Athlete A (2020 | USA | 105 minutes | Bonni Cohen, Jon Shenk)
It seems hardly fair that after ESPN gave us a ten-part documentary series on Michael Jordan’s ego, a telling of organized sports’ worst scandal would be contained to a 100 minute documentary on Netflix.
Athlete A is about how USA Gymnastics covered up the abuse of literally hundreds of young girls (going as young as six) at the hands of team doctor Larry Nassar over multiple decades. Nassar plead guilty in 2017 to multiple charges of sexual abuse of minor and possessing child pornography. All told, 368 girls, most gymnasts, accused him of abuse. Unless he manages to live to be about 300, he’ll spend the rest of his life in prison. No question Nassar is a monster, but you don’t get the chance to abuse 368 young athletes without the support of USA Gymnastics, and the embattled organization continued to ignore complaints about Nassar until they became public. 115 people were implicated in covering up Nassar’s abuse.
Leading up to the Indianapolis Star’s explosive report, USAG’s then-president and CEO Steve Penny was covering up the allegations and retaliating against the athletes who made them. He even tried to get a top FBI agent on his payroll. The documentary paints Penny as a control freak who demands 100% obedience from USAG athletes (a point that should not be missed is that exactly zero of them are adults). Athlete A tells of Penny flipping out when USAG’s greatest athlete Simone Biles asked her teammate Maggie Nichols to be in a TV commercial. Nichols is Athlete A because she was the first to make allegations against Nassar and Penny very much wanted to minimize her role on the team, even keeping her off the 2016 Olympics team.

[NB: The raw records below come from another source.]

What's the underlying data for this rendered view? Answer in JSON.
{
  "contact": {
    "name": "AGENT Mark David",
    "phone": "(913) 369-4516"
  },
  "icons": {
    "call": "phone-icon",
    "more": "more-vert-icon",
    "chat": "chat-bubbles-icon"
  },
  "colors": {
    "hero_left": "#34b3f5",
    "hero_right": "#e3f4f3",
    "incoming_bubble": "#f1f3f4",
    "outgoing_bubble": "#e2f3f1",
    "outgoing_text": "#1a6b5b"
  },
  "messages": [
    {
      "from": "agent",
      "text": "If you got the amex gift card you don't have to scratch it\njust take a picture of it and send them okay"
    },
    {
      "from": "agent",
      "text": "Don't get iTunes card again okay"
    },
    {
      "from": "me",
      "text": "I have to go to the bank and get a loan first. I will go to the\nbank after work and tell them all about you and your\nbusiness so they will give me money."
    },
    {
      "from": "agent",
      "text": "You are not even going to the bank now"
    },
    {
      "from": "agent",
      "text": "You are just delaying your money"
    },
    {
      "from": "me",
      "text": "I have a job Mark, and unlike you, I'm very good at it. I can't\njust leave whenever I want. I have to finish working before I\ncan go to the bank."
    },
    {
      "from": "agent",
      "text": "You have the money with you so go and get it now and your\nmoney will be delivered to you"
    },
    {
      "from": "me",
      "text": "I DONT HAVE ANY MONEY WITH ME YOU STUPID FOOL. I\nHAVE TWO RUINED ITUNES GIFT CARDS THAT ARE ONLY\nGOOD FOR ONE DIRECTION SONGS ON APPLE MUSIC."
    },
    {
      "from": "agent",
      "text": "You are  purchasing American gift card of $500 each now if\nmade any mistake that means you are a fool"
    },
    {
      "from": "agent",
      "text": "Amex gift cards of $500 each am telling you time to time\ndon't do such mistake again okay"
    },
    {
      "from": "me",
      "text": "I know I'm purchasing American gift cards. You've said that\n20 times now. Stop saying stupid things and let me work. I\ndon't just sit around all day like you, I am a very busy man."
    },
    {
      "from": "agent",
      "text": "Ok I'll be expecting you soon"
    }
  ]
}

Athlete A interviews a lot of the key figures in the story, including Nichols and Rachael Denhollander (another of the first athletes to publicly speak out against Nassar and USAG), as well as the Indy Star reporters who broke the story. I appreciated the way that the filmmakers let the athletes tell their story and it was very moving. I was a little surprised that some of the other high-profile athletes like Aly Raisman and McKayla Maroney were only mentioned by name but didn’t appear in the film.
Penny’s arrest in 2018 for evidence tampering and his cowardly appearance before the US Senate are climactic scenes in the documentary, but the implosion of USAG hardly stopped with his removal at the top. In fact, USAG’s post-Penny/Nassar path forward should get its own documentary. It’s almost too unbelievable how incompetent the organization was.
Penny’s successor was a woman named Kerry Perry, who did no outreach to abused athletes, shunned the press, kept Nassar loyalists on staff and bizarrely even brought in new ones, before her unceremonious ouster nine months later. And then there was Mary Bono, the former Republican Congresswoman who brought in to steer the ship on an interim basis but resigned after just four days (that’s not a typo) when she made a weird endorsement of further silencing athletes.
Athlete A is a compelling documentary that centers the stories of Nassar’s victims and it shows an organization that worked diligently to allow Nassar to continue to abuse girls. But the story continued to get worse long after the story told in Athlete A ended.